  • Ode
    • A poem praising a person, place, or thing
types of poetry concluded
Types of Poetry (Concluded)
  • Narrative Poetry
    • Tells a story
    • Examples: “The Raven” by Edgar Allen Poe

“Love Story” by Taylor Swift

  • Emotive Poetry
    • Heavy emphasis on the writer’s emotions, or trying to play upon the readers’ or listeners’ emotions
    • Examples: “My Mistress’ Eyes are Nothing Like the Sun”

by William Shakespeare

“Missing You” by P. Diddy featuring Faith Evans

“Someone Like You” by Adele

poetic devices1
Poetic Devices
  • Alliteration – the repetition of initial sounds in neighboring words
    • Example: “I said a hip hop,Hippie to the hippie, The hip, hip a hop,

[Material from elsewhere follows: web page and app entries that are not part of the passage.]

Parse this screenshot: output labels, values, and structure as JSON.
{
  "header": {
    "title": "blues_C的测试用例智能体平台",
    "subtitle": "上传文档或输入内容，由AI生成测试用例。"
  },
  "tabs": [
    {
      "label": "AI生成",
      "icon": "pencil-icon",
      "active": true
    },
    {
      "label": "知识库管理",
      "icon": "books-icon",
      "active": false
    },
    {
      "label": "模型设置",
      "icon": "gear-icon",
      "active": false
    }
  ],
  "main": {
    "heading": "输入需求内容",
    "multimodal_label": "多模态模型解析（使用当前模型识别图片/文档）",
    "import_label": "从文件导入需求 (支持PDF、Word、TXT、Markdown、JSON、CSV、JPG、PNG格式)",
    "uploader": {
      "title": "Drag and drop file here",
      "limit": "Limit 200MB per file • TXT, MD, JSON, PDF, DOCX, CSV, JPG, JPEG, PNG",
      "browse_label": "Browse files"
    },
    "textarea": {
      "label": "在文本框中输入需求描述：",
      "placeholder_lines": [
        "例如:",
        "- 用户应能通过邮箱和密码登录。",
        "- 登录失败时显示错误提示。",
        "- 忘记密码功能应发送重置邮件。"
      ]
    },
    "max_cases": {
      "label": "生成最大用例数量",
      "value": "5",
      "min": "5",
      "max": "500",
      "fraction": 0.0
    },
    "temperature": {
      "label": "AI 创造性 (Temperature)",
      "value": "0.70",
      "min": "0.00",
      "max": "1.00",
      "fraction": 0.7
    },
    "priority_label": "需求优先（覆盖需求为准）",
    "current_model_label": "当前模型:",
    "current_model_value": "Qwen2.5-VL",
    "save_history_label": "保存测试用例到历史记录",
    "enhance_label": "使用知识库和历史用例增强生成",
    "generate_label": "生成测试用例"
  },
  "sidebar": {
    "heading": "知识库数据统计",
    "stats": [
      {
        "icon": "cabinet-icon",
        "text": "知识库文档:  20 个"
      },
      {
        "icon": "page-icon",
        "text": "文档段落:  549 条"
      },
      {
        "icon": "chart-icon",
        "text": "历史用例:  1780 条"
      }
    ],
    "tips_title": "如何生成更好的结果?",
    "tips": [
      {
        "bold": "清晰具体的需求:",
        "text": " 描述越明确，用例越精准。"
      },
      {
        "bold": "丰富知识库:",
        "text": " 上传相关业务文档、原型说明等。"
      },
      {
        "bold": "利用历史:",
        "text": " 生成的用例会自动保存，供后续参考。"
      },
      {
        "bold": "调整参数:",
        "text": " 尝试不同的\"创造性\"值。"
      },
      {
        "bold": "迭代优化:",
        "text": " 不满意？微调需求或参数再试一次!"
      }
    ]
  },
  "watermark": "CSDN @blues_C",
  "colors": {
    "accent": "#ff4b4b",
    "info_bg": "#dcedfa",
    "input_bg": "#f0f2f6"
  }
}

and you don't stop, a rock it”

(excerpt from “Rapper’s Delight” by The Sugarhill Gang)

  • Assonance
    • The repetition of vowel sounds but not consonant sounds
  • Consonance
    • The repetition of consonant sounds but not vowel sounds
    • Note: Alliteration only occurs at the beginning of neighboring words, whereas Assonance and Consonance can occur anywhere in the word
poetic devices2
Poetic Devices
  • Allusion
    • Brief reference to a person, event, or place which can be either real or made up, or to a work of art.
    • Example: “Labor day parade, rest in peace Bob Marley, Statue of Liberty, long live the World Trade, Long live the king yo,”

(excerpt from “Empire State of Mind” by Jay-Z)

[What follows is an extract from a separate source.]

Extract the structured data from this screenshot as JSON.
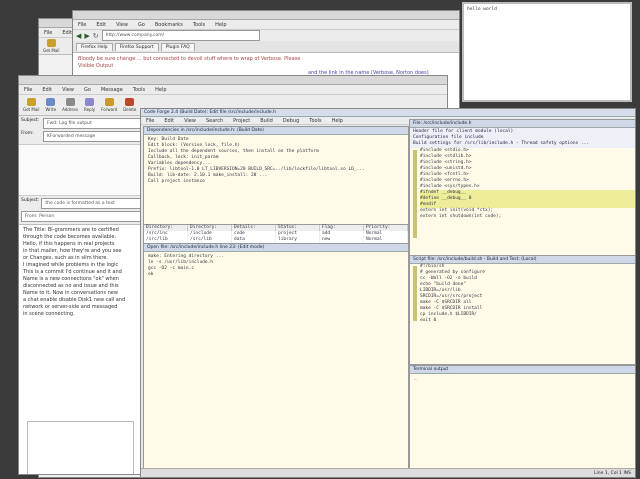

  • Oxymoron
    • Two contradictory words together
    • Examples: Jumbo Shrimp, Icy Hot
poetic devices3
Poetic Devices
  • Connotation
    • When you get the meaning of a word from what was read before and after the word.
    • Sometimes the connotation of a word can be affected by what was written around it.
  • Denotation
    • The literal meaning of a word; the dictionary meaning.
poetic devices4
Poetic Devices
  • Hyperbole
    • An exaggeration or overstatement
    • Example: I must’ve spent about a million dollars to get my car repaired.
  • Understatement
    • a belittlement (making light of something)
    • Example: (While standing out in a snowstorm) Gosh! It’s a bit chilly today, isn’t it?
poetic devices5
Poetic Devices
  • Metaphor and Simile
    • Metaphor – comparison of two unlike things
    • Simile – comparison of two unlike things using “like” or “as”
    • Examples: “On a stormy sea of moving emotion (Metaphor) Tossed about I'm like a ship on the ocean (Simile)”

(excerpt from “Carry On Wayward Son” by Kansas)

poetic devices6
Poetic Devices
  • Imagery
    • Language that evokes one or all of the five senses
    • Example: The red apple was crisp and sweet.
  • Onomatopoeia
    • A word that imitates the sound it represents
    • Examples: Bang! Boom! Zap! Splat!
poetic devices7
Poetic Devices
  • Meter
    • Rhythm established by a poem.
    • Dependent on the number of syllables in a line as well as the way those syllables are accented. (stressed or unstressed)
  • Rhythm
    • In poetry, it is a recognizable pulse which gives a distinct beat to a line and also gives it shape.
poetic devices8
Poetic Devices
  • Rhyme Scheme
    • The way in which the words which rhyme at the end of lines in a poem are organized.
    • Examples: (aabb, abab, ababcdcd)
  • Internal Rhyme
    • When two words on the same line rhyme with each other
    • Example: “Ah, distinctly I remember, it was in the bleak December”

(excerpt from “The Raven” by Edgar Allen Poe)

poetic devices9
Poetic Devices
  • Personification
    • To give human qualities to animals or objects
    • Example: My car decided to stall yesterday.
  • Mood
    • The emotional attitude the writer takes towards the subject
    • Examples: Sarcastic, Happy, Humorous, Sad, etc.